Hybrid sorghum varieties yield more grain than inbred varieties but the method for producing hybrid seed relies on the production of so called female plants that do not produce pollen via the use of cytoplasmic male sterility which are crossed with male parents that produce pollen and result in the production of fertile hybrid seed. Unfortunately this system is complex and some female plants produce pollen in seed production fields resulting in unsaleable seed.
This project will identify the genes responsible for a trait that makes hybrid seed production possible and this knowledge will help raise sorghum yields in Australian and in some of the world’s poorest countries.
The broad aim of this project is to increase our understanding of the genetic control, physiological basis, and evolution of pollen fertility restoration in cytoplasmic male sterility systems in sorghum. In many species, F1 progeny resulting from crosses between genetically different parents commonly show superior performance for fitness traits than either of the two parents. This phenomenon, known as heterosis or hybrid vigour, has been exploited to increase productivity by breeders in a number of animal and crop species. In crop species, the major constraint to the exploitation of heterosis is the capacity to economically produce large quantities of F1 seed, given that most crop plants self-fertilize. CMS has been exploited by plant breeders for the economic production of hybrid seed in a number of crop species including sorghum, maize, and sunflowers, as the male-sterile plants cannot self-fertilize, and therefore all seed harvested from them should be F1 hybrid seed. In the developed world, sorghum cultivars are exclusively F1 hybrids, but in the developing world inbred varieties predominate, because of the technical complexity of hybrid breeding systems. Hybrid varieties generally yield ~ 30% more than inbred varieties and are more resilient to environmental stresses. It is likely, therefore, that the use of hybrid seed technology in the developing world could significantly contribute to increasing cereal production. Improved knowledge of the genetic control of CMS and fertility restoration will facilitate the adoption of hybrid technology in the developing world.

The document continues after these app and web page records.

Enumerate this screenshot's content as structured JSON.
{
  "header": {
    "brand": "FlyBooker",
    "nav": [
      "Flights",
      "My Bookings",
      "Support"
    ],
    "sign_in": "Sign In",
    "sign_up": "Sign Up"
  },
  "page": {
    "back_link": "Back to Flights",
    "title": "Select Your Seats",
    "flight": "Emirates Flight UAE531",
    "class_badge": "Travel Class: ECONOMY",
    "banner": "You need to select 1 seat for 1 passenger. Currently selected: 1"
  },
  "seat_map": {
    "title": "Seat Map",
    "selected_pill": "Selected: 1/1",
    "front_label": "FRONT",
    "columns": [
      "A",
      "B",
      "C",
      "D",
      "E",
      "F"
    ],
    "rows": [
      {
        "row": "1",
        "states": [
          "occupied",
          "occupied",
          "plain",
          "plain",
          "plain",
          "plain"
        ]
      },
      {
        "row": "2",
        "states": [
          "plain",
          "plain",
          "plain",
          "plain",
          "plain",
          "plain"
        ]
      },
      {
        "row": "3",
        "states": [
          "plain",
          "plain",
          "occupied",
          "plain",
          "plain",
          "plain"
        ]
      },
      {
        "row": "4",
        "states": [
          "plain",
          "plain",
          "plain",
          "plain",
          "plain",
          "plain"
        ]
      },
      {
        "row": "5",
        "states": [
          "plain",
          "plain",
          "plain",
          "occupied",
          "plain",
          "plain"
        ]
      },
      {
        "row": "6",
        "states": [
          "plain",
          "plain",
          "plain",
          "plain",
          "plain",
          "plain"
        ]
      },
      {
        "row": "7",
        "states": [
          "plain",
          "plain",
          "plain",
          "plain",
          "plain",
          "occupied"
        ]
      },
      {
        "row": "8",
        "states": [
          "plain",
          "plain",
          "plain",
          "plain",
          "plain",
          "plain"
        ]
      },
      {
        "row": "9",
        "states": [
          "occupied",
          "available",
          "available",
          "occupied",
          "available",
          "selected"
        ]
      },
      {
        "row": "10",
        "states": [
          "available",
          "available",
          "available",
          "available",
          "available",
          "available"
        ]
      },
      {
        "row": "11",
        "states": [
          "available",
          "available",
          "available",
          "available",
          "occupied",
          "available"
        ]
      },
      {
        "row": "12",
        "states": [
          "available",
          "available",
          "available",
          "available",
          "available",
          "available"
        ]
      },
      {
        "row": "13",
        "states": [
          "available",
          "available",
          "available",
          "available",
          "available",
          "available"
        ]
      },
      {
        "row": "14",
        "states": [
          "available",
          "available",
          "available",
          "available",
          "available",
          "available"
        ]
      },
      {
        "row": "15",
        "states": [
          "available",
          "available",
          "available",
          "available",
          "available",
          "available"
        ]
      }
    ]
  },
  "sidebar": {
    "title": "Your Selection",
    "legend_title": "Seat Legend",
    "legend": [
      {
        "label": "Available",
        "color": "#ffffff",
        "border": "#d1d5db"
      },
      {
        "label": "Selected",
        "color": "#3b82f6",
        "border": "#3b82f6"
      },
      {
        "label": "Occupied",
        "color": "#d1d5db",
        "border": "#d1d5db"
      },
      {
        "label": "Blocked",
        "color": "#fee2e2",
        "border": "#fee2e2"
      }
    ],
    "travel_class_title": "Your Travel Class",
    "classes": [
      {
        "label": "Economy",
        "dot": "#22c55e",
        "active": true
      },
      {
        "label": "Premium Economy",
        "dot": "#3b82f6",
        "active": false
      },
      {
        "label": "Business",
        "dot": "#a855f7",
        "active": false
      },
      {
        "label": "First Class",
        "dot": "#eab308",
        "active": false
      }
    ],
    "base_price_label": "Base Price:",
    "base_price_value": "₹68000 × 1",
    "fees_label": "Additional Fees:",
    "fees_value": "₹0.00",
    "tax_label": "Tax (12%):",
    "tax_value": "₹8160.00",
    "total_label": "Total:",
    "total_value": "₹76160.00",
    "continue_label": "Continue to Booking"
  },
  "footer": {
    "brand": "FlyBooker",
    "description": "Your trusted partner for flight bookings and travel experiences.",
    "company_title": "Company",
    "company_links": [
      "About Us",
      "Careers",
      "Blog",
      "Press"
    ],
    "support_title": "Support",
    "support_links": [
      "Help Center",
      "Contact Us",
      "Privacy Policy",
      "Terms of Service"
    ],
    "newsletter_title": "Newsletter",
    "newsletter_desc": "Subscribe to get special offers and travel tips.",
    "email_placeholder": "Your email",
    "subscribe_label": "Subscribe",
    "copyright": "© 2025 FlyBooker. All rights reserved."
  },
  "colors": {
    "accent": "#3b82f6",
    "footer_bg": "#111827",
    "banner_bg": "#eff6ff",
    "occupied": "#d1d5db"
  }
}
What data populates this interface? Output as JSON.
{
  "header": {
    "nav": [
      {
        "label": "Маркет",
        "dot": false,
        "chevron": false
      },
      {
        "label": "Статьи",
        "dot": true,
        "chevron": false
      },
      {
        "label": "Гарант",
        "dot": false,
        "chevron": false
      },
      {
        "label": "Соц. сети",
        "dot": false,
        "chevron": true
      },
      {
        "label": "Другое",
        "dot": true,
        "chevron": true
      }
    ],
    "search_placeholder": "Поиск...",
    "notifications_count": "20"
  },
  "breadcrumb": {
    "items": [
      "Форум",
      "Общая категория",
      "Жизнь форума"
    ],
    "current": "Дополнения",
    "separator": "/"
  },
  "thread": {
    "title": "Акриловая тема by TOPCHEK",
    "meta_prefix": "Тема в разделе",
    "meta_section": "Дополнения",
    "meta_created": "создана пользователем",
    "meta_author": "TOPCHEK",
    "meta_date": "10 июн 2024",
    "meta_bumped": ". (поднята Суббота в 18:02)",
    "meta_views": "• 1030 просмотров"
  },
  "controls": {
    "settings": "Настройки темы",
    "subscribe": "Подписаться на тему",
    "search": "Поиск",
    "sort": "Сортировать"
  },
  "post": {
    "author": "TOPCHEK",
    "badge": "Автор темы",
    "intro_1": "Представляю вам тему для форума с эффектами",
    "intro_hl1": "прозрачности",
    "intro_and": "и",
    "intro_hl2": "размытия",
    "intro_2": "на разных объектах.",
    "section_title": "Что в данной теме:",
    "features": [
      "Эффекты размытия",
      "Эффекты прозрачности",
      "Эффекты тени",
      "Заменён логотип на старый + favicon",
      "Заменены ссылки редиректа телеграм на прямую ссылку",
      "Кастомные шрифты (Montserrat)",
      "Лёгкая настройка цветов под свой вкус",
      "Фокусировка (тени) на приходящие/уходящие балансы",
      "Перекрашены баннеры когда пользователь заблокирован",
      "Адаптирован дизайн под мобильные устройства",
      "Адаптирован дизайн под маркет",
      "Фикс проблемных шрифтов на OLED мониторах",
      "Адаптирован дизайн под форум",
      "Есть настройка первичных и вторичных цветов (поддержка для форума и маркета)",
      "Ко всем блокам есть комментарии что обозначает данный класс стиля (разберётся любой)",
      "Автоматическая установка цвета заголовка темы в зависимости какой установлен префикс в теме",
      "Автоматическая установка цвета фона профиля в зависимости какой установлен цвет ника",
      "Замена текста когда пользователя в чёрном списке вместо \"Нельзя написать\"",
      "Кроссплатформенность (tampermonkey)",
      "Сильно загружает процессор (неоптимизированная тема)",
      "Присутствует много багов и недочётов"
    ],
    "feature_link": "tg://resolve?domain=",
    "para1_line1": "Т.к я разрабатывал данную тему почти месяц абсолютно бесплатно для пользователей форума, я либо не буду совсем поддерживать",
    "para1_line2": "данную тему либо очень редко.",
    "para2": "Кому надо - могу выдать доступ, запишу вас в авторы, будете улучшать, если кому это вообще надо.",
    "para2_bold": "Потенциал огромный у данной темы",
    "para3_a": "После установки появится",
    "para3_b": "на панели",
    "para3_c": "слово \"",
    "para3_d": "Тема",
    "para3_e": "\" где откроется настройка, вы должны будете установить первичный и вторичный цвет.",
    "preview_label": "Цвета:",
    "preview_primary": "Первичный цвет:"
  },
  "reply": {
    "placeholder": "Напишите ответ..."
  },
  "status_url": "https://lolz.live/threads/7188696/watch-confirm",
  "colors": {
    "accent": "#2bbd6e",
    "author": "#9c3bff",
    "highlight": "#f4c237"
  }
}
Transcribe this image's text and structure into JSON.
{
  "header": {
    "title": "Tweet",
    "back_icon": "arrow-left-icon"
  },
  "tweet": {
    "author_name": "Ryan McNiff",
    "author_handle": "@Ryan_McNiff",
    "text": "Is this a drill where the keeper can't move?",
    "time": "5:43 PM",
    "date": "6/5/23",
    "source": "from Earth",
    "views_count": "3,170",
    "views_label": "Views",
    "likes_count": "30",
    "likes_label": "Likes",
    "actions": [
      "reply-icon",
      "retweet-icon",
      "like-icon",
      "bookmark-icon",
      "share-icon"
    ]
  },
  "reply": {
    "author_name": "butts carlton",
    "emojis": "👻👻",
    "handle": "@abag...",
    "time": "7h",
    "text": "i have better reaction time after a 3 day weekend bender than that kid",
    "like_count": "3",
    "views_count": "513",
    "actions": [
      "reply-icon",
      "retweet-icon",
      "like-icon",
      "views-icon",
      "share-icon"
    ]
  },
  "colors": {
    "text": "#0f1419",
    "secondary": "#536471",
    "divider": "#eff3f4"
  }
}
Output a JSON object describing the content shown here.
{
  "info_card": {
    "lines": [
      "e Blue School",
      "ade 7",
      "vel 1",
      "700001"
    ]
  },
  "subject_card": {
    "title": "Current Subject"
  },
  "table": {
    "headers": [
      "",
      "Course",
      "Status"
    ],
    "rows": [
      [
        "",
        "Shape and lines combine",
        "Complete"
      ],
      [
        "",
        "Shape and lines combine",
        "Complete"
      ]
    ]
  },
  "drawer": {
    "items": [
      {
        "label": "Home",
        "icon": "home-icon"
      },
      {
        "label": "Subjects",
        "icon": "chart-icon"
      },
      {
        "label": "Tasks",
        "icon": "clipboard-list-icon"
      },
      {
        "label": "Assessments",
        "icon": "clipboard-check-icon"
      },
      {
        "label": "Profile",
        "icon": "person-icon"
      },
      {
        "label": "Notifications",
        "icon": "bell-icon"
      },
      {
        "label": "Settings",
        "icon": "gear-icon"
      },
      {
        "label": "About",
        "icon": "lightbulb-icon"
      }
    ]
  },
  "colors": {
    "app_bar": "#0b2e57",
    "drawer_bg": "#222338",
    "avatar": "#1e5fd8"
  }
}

In the developed world, the lack of detailed understanding of the genetic control of fertility restoration and its interaction with the environment places considerable constraints on the genetic progress that can be made by sorghum breeders. This leads to increased costs, loss of efficiency, and a reduced capacity to exploit heterosis leading to a reduction in the amount of genetic gain achieved per year and per dollar invested. This project addresses an immediate and major problem facing commercial seed companies worldwide and also links directly to the larger problem of the need to increase crop yields more generally.
The project’s aims are as follows:
Use the mechanistic insights we have gained about fertility restoration to develop predictive tools to enable the rapid assessment of sorghum lines of unknown fertility restoration status under a range of environmental conditions.